> _Exercise inputs_:
※ ※ ※

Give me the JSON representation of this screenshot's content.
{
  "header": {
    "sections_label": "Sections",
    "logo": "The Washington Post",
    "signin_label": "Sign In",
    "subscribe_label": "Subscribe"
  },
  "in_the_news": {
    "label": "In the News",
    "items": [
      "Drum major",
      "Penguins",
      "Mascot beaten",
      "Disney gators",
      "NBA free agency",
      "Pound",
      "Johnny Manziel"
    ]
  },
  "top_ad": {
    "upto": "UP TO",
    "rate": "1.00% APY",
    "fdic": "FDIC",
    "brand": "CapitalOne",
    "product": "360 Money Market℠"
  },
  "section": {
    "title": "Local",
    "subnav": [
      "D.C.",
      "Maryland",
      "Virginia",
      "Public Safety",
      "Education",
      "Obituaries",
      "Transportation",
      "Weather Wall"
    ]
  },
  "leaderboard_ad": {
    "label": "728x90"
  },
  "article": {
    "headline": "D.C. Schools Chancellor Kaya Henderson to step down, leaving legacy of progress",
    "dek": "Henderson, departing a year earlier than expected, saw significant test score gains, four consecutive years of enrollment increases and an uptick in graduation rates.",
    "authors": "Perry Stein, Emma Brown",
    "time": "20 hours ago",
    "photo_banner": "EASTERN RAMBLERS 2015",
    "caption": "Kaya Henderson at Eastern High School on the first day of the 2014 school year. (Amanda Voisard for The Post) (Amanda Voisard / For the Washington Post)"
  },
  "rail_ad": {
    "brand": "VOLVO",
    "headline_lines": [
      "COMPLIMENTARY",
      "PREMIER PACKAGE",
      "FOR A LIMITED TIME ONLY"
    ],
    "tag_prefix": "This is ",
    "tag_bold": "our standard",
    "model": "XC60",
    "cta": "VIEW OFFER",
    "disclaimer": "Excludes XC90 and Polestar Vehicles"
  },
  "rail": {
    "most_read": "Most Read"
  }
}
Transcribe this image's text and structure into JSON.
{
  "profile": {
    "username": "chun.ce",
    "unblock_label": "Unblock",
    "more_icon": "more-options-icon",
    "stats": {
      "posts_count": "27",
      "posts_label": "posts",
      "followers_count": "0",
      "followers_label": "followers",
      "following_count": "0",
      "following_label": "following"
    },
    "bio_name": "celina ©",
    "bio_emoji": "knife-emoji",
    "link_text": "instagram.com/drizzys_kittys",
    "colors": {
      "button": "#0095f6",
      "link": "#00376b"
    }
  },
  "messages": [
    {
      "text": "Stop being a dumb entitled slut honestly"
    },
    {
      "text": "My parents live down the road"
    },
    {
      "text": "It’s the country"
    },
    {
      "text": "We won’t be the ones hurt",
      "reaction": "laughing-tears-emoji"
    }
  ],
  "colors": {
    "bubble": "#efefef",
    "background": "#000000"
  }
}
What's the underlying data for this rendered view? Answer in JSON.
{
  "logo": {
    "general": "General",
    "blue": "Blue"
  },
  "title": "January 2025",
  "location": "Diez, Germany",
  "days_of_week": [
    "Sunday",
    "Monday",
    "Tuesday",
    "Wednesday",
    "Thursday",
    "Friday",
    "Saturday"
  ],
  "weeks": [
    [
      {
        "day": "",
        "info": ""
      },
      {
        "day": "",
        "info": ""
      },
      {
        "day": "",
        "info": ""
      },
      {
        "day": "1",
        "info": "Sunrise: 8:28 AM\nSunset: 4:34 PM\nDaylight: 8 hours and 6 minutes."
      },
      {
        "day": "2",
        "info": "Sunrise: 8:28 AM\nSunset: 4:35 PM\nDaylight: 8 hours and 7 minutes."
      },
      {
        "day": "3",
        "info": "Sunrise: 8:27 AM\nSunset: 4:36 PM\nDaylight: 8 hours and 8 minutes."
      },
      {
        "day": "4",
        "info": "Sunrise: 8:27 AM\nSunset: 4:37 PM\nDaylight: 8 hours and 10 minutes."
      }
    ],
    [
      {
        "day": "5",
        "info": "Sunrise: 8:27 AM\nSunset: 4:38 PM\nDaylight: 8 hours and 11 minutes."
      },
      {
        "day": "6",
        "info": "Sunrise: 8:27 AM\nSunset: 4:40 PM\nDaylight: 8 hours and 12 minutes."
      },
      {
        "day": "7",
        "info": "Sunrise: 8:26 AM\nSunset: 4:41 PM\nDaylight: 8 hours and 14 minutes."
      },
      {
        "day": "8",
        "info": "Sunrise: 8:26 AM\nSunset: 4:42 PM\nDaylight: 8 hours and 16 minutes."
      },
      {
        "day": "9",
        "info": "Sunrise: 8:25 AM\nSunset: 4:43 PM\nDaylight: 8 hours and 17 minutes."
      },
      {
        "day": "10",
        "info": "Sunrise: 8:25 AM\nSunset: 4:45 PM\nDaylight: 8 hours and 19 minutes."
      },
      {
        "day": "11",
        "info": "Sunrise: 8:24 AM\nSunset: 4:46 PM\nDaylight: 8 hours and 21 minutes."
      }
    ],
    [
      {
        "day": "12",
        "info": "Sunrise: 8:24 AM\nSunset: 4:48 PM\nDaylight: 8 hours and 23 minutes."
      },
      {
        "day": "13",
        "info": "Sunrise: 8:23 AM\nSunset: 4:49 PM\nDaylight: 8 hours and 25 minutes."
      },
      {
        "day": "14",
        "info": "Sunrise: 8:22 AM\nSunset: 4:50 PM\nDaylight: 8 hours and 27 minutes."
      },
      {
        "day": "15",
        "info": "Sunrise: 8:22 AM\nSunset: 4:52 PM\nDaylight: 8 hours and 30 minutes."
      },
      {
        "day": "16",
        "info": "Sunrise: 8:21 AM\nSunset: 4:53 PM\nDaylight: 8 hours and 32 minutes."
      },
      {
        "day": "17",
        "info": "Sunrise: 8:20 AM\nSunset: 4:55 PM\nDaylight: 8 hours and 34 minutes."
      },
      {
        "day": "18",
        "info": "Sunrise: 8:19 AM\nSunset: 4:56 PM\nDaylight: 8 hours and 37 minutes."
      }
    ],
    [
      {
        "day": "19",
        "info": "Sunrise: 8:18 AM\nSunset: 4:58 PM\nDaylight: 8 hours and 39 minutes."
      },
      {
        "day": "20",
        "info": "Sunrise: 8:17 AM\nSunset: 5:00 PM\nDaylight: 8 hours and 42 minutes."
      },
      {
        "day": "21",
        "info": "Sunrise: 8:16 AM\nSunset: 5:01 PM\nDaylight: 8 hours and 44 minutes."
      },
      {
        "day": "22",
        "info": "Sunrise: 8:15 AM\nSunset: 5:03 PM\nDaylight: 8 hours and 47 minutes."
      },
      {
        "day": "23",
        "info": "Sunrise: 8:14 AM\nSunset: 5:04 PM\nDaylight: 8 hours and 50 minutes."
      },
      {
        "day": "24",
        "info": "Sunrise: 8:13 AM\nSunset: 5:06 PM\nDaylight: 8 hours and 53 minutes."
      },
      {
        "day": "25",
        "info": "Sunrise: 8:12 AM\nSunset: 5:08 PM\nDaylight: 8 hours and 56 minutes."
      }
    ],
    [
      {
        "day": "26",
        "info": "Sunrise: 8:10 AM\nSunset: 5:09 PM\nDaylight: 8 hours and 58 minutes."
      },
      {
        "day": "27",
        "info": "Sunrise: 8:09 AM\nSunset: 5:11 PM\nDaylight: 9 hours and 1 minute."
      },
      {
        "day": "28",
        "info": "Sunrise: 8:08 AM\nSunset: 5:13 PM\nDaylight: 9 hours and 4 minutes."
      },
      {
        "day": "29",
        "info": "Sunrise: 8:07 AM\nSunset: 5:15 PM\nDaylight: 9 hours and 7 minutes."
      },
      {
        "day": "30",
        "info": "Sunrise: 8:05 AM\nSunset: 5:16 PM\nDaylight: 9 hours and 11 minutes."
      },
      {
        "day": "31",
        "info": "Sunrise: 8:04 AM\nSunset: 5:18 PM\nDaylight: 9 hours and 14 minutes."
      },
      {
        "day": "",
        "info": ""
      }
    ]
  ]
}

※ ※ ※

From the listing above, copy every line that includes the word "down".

    "headline": "D.C. Schools Chancellor Kaya Henderson to step down, leaving legacy of progress",
      "text": "My parents live down the road"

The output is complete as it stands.